▶ [Your objective] Nothing in the data may be omitted; output it all verbatim.

▶ [Collected data entries]
::::::

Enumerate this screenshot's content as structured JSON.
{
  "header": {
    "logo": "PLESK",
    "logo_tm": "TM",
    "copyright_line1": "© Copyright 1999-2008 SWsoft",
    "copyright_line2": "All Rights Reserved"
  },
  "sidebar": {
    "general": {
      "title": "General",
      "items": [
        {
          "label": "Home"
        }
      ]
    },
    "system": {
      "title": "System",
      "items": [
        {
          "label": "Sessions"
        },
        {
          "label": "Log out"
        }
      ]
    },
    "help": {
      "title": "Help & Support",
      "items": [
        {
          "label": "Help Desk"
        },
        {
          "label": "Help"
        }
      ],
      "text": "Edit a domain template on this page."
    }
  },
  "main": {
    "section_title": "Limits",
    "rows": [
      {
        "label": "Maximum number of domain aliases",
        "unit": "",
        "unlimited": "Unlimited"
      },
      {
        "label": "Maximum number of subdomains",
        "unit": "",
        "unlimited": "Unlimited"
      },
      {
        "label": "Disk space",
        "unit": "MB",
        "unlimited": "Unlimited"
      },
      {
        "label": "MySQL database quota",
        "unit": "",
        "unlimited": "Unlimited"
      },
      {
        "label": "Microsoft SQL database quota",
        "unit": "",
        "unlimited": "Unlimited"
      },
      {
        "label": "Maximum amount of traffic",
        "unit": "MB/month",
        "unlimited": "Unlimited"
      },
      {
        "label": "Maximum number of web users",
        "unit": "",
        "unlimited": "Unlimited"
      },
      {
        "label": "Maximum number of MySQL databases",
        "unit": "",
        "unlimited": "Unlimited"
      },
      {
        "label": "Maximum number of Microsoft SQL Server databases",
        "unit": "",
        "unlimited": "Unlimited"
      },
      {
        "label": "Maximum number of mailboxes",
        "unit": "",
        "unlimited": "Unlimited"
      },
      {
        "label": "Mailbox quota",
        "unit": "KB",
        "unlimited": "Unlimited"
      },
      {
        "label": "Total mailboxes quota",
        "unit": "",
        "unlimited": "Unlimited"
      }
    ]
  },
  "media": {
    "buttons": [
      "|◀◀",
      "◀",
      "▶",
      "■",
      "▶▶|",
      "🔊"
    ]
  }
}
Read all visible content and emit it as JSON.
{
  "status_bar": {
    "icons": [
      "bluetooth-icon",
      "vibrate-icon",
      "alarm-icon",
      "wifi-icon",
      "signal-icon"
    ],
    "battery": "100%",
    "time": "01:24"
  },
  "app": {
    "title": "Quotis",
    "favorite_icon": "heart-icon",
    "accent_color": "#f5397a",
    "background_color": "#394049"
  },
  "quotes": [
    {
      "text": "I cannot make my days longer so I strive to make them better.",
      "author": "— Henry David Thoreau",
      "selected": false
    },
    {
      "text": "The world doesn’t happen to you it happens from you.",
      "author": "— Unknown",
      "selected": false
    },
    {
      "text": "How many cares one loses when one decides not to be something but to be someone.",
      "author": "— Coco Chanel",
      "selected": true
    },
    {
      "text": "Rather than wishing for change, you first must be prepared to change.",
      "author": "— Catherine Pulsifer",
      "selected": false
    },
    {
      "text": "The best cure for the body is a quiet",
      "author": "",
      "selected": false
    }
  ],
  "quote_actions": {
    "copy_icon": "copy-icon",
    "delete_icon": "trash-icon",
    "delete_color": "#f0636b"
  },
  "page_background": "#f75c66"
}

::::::

▶ [Expected output]
Enumerate this screenshot's content as structured JSON.
{
  "header": {
    "logo": "PLESK",
    "logo_tm": "TM",
    "copyright_line1": "© Copyright 1999-2008 SWsoft",
    "copyright_line2": "All Rights Reserved"
  },
  "sidebar": {
    "general": {
      "title": "General",
      "items": [
        {
          "label": "Home"
        }
      ]
    },
    "system": {
      "title": "System",
      "items": [
        {
          "label": "Sessions"
        },
        {
          "label": "Log out"
        }
      ]
    },
    "help": {
      "title": "Help & Support",
      "items": [
        {
          "label": "Help Desk"
        },
        {
          "label": "Help"
        }
      ],
      "text": "Edit a domain template on this page."
    }
  },
  "main": {
    "section_title": "Limits",
    "rows": [
      {
        "label": "Maximum number of domain aliases",
        "unit": "",
        "unlimited": "Unlimited"
      },
      {
        "label": "Maximum number of subdomains",
        "unit": "",
        "unlimited": "Unlimited"
      },
      {
        "label": "Disk space",
        "unit": "MB",
        "unlimited": "Unlimited"
      },
      {
        "label": "MySQL database quota",
        "unit": "",
        "unlimited": "Unlimited"
      },
      {
        "label": "Microsoft SQL database quota",
        "unit": "",
        "unlimited": "Unlimited"
      },
      {
        "label": "Maximum amount of traffic",
        "unit": "MB/month",
        "unlimited": "Unlimited"
      },
      {
        "label": "Maximum number of web users",
        "unit": "",
        "unlimited": "Unlimited"
      },
      {
        "label": "Maximum number of MySQL databases",
        "unit": "",
        "unlimited": "Unlimited"
      },
      {
        "label": "Maximum number of Microsoft SQL Server databases",
        "unit": "",
        "unlimited": "Unlimited"
      },
      {
        "label": "Maximum number of mailboxes",
        "unit": "",
        "unlimited": "Unlimited"
      },
      {
        "label": "Mailbox quota",
        "unit": "KB",
        "unlimited": "Unlimited"
      },
      {
        "label": "Total mailboxes quota",
        "unit": "",
        "unlimited": "Unlimited"
      }
    ]
  },
  "media": {
    "buttons": [
      "|◀◀",
      "◀",
      "▶",
      "■",
      "▶▶|",
      "🔊"
    ]
  }
}
Read all visible content and emit it as JSON.
{
  "status_bar": {
    "icons": [
      "bluetooth-icon",
      "vibrate-icon",
      "alarm-icon",
      "wifi-icon",
      "signal-icon"
    ],
    "battery": "100%",
    "time": "01:24"
  },
  "app": {
    "title": "Quotis",
    "favorite_icon": "heart-icon",
    "accent_color": "#f5397a",
    "background_color": "#394049"
  },
  "quotes": [
    {
      "text": "I cannot make my days longer so I strive to make them better.",
      "author": "— Henry David Thoreau",
      "selected": false
    },
    {
      "text": "The world doesn’t happen to you it happens from you.",
      "author": "— Unknown",
      "selected": false
    },
    {
      "text": "How many cares one loses when one decides not to be something but to be someone.",
      "author": "— Coco Chanel",
      "selected": true
    },
    {
      "text": "Rather than wishing for change, you first must be prepared to change.",
      "author": "— Catherine Pulsifer",
      "selected": false
    },
    {
      "text": "The best cure for the body is a quiet",
      "author": "",
      "selected": false
    }
  ],
  "quote_actions": {
    "copy_icon": "copy-icon",
    "delete_icon": "trash-icon",
    "delete_color": "#f0636b"
  },
  "page_background": "#f75c66"
}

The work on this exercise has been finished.